How Following Florida Motorcycle Laws May Affect Your Settlement


Florida is a great place to own a motorcycle with its beautiful weather and nearly year-round sunshine. If you’re a Floridian with a motorcycle, though, you have obligations, and it’s important you know what the state of Florida expects.


Florida may be a great place to ride a motorcycle, but it’s also one of the most dangerous. According to the National Highway Traffic and Safety Administration, Florida is one of the most dangerous states to ride a motorcycle.


Understanding Florida motorcycle laws can help you should you ever be involved in an accident to get the settlement you’re entitled to. So saddle up as we explore everything you need to know about Florida’s motorcycle laws.


Florida’s Motorcycle Licensing Requirements


In Florida, you must meet a number of requirements before you can receive a motorcycle endorsement on your license. These requirements include:


  • Age – You must be at least 16 to apply for a motorcycle license and if you’re under 18 you must have held a driver’s license for at least one year
  • Valid license – To qualify for a Florida motorcycle license, you must have at least a Class E license already
  • Testing – You must pass all road sign, road rule, and vision tests if you do not currently have a Florida driver’s license
  • Safety – An approved motorcycle safety course must be completed in order to obtain a Florida motorcycle license and proof of completion of the course must be presented

Ensuring You Have the Necessary Biking Equipment According to Florida Law


Florida’s statute addressing motorcycle safety specifically outlines a number of necessary biking equipment you must have/wear before taking to Florida roadways. From head to toe, the law touches on the following:


  • Helmets
  • Headlights
  • Protective gear
  • Handlebars
  • Seats
  • Footrests

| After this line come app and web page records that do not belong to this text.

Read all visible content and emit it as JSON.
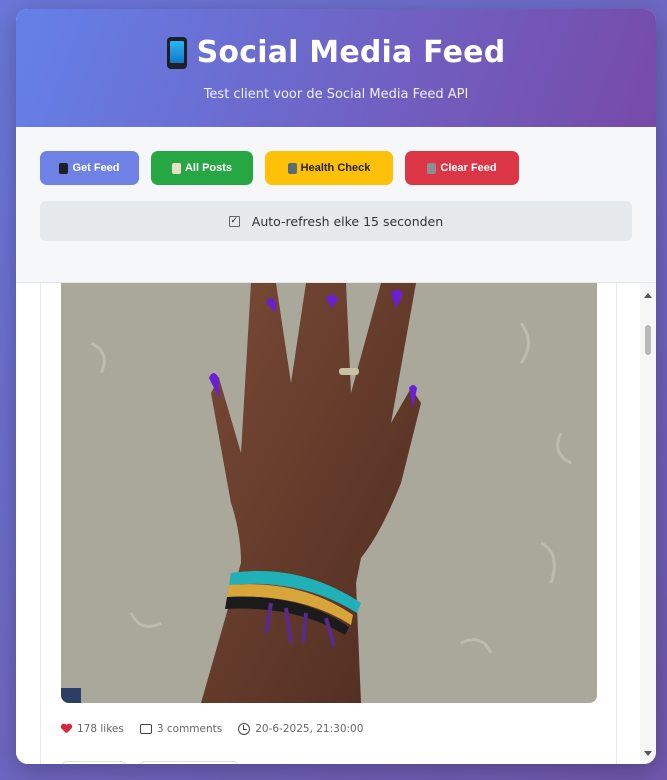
{
  "header": {
    "title": "Social Media Feed",
    "subtitle": "Test client voor de Social Media Feed API"
  },
  "toolbar": {
    "get_feed": "Get Feed",
    "all_posts": "All Posts",
    "health_check": "Health Check",
    "clear_feed": "Clear Feed"
  },
  "auto_refresh": {
    "label": "Auto-refresh elke 15 seconden",
    "checked": true
  },
  "post": {
    "likes": "178 likes",
    "comments": "3 comments",
    "timestamp": "20-6-2025, 21:30:00"
  },
  "icons": {
    "title": "mobile-phone-icon",
    "likes": "heart-icon",
    "comments": "speech-bubble-icon",
    "timestamp": "clock-icon"
  },
  "colors": {
    "get_feed": "#6d82e4",
    "all_posts": "#26a744",
    "health_check": "#ffc107",
    "clear_feed": "#dc3545"
  }
}
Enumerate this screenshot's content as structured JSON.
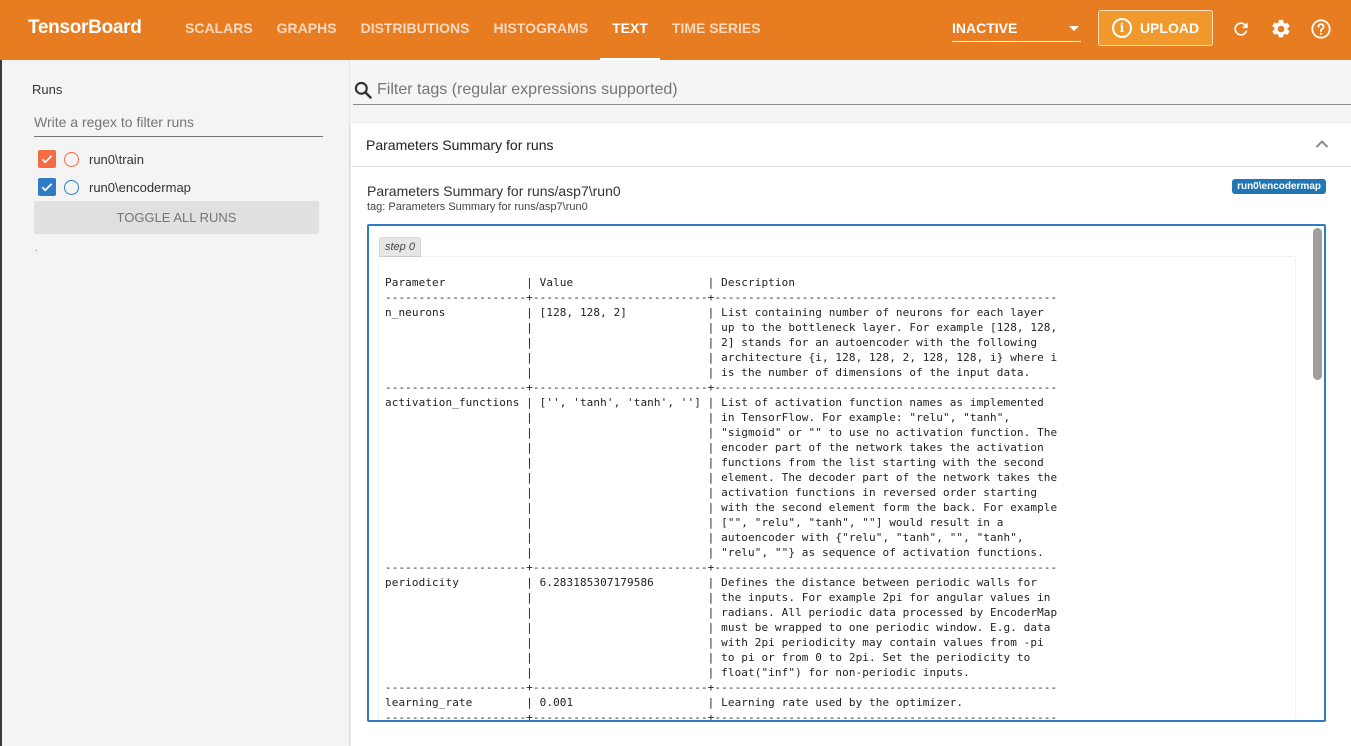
{
  "header": {
    "brand": "TensorBoard",
    "tabs": [
      {
        "label": "SCALARS",
        "active": false
      },
      {
        "label": "GRAPHS",
        "active": false
      },
      {
        "label": "DISTRIBUTIONS",
        "active": false
      },
      {
        "label": "HISTOGRAMS",
        "active": false
      },
      {
        "label": "TEXT",
        "active": true
      },
      {
        "label": "TIME SERIES",
        "active": false
      }
    ],
    "run_selector": "INACTIVE",
    "upload_label": "UPLOAD",
    "icons": [
      "refresh-icon",
      "settings-icon",
      "help-icon"
    ],
    "accent_color": "#e87c21"
  },
  "sidebar": {
    "title": "Runs",
    "filter_placeholder": "Write a regex to filter runs",
    "runs": [
      {
        "label": "run0\\train",
        "checked": true,
        "color": "#f26b43"
      },
      {
        "label": "run0\\encodermap",
        "checked": true,
        "color": "#2f7cc4"
      }
    ],
    "toggle_all_label": "TOGGLE ALL RUNS",
    "footer": "."
  },
  "main": {
    "tag_filter_placeholder": "Filter tags (regular expressions supported)",
    "card": {
      "title": "Parameters Summary for runs",
      "entry_title": "Parameters Summary for runs/asp7\\run0",
      "entry_tag": "tag: Parameters Summary for runs/asp7\\run0",
      "run_chip": "run0\\encodermap",
      "step_label": "step 0",
      "table": {
        "headers": [
          "Parameter",
          "Value",
          "Description"
        ],
        "rows": [
          {
            "param": "n_neurons",
            "value": "[128, 128, 2]",
            "description": [
              "List containing number of neurons for each layer",
              "up to the bottleneck layer. For example [128, 128,",
              "2] stands for an autoencoder with the following",
              "architecture {i, 128, 128, 2, 128, 128, i} where i",
              "is the number of dimensions of the input data."
            ]
          },
          {
            "param": "activation_functions",
            "value": "['', 'tanh', 'tanh', '']",
            "description": [
              "List of activation function names as implemented",
              "in TensorFlow. For example: \"relu\", \"tanh\",",
              "\"sigmoid\" or \"\" to use no activation function. The",
              "encoder part of the network takes the activation",
              "functions from the list starting with the second",
              "element. The decoder part of the network takes the",
              "activation functions in reversed order starting",
              "with the second element form the back. For example",
              "[\"\", \"relu\", \"tanh\", \"\"] would result in a",
              "autoencoder with {\"relu\", \"tanh\", \"\", \"tanh\",",
              "\"relu\", \"\"} as sequence of activation functions."
            ]
          },
          {
            "param": "periodicity",
            "value": "6.283185307179586",
            "description": [
              "Defines the distance between periodic walls for",
              "the inputs. For example 2pi for angular values in",
              "radians. All periodic data processed by EncoderMap",
              "must be wrapped to one periodic window. E.g. data",
              "with 2pi periodicity may contain values from -pi",
              "to pi or from 0 to 2pi. Set the periodicity to",
              "float(\"inf\") for non-periodic inputs."
            ]
          },
          {
            "param": "learning_rate",
            "value": "0.001",
            "description": [
              "Learning rate used by the optimizer."
            ]
          }
        ]
      }
    }
  }
}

Let’s take a closer look at each of them…




Another important aspect of Florida’s motorcycle law includes its helmet law. All motorcyclists are required to wear a helmet that meets the standards set forth by the Federal Motorcycle Vehicle Safety Standards. A helmet should always fit your head well and have no obvious defects such as frayed straps, loose padding, or cracks.




Florida law requires motorcycle headlights to be turned on at all times. If you fail to have your headlights on during daylight hours, then it can be considered a moving violation as well as negligence on the part of the driver if an accident occurs.


Protective Gear


Motorcycle operators and anyone riding a motorcycle must wear protective eyewear approved by the Department of Highway Safety and Motor Vehicles. A windshield on the motorcycle is not considered a replacement for goggles or a face shield.




The handlebars on a motorcycle cannot be higher than the top of the shoulders of the driver. Handgrips or handlebars higher than this are considered a nonmoving violation.




Motorcycle operators can only ride on the regular and permanent seat attached to the motorcycle. The same is true for motorcycle passengers. Both the operator and passenger must also be facing forward with one leg on either side of the bike at all times.




Motorcycles with passengers must have footrests for the passenger of the bike. If no footrests are on the bike, then this is considered a nonmoving violation.


Lane Splitting Is Illegal in Florida


Lane splitting is the practice by which a motorcyclist drives between two (or more) lanes of traffic that are slow-moving or stopped. This is a practice completely outlawed in Florida.


Fort Lauderdale Motorcycle Accident Attorney


It’s important to make sure all motorcycle laws are followed. In the event of an accident, any violation of these laws can result in zero personal injury compensation for the motorcyclist — a situation you do not want to be faced with.




About the Author:


Andrew Winston is a partner at the personal injury law firm of Winston Law. For over 20 years, he has successfully represented countless people in all kinds of personal injury cases, with a particular focus on child injury, legal malpractice, and premises liability. He has been recognized for excellence in the representation of injured clients by admission to the Million Dollar Advocates Forum, is AV Preeminent Rated by the Martindale-Hubbell Law Directory, enjoys a 10.0 rating by AVVO as a Top Personal Injury Attorney, has been selected as a Florida “SuperLawyer” from 2011-2017 – an honor reserved for the top 5% of lawyers in the state – and was voted to Florida Trend’s ”Legal Elite” and as one of the Top 100 Lawyers in Florida and one of the Top 100 Lawyers in the Miami area for 2015, 2016, and 2017.